- Problem description: From top to bottom, write out the listing exactly and skip every picture.

______________________________

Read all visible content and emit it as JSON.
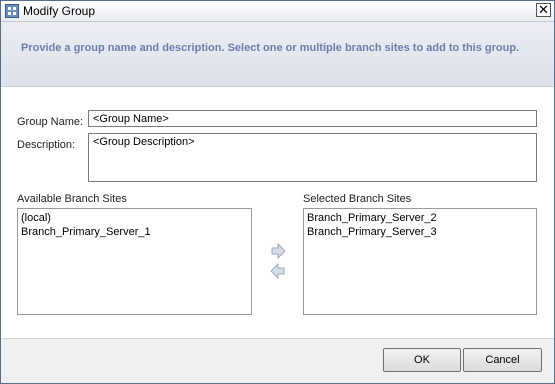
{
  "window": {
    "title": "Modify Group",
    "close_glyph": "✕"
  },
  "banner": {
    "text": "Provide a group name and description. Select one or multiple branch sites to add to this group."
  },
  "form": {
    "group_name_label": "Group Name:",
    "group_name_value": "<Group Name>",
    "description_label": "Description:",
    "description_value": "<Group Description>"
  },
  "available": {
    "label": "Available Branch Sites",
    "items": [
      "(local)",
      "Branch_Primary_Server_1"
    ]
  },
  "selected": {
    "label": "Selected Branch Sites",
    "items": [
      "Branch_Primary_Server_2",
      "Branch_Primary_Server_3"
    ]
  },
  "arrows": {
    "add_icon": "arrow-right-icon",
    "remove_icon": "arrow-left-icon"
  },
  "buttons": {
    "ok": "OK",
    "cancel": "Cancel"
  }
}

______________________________

- Response to this exercise:
Read all visible content and emit it as JSON.
{
  "window": {
    "title": "Modify Group",
    "close_glyph": "✕"
  },
  "banner": {
    "text": "Provide a group name and description. Select one or multiple branch sites to add to this group."
  },
  "form": {
    "group_name_label": "Group Name:",
    "group_name_value": "<Group Name>",
    "description_label": "Description:",
    "description_value": "<Group Description>"
  },
  "available": {
    "label": "Available Branch Sites",
    "items": [
      "(local)",
      "Branch_Primary_Server_1"
    ]
  },
  "selected": {
    "label": "Selected Branch Sites",
    "items": [
      "Branch_Primary_Server_2",
      "Branch_Primary_Server_3"
    ]
  },
  "arrows": {
    "add_icon": "arrow-right-icon",
    "remove_icon": "arrow-left-icon"
  },
  "buttons": {
    "ok": "OK",
    "cancel": "Cancel"
  }
}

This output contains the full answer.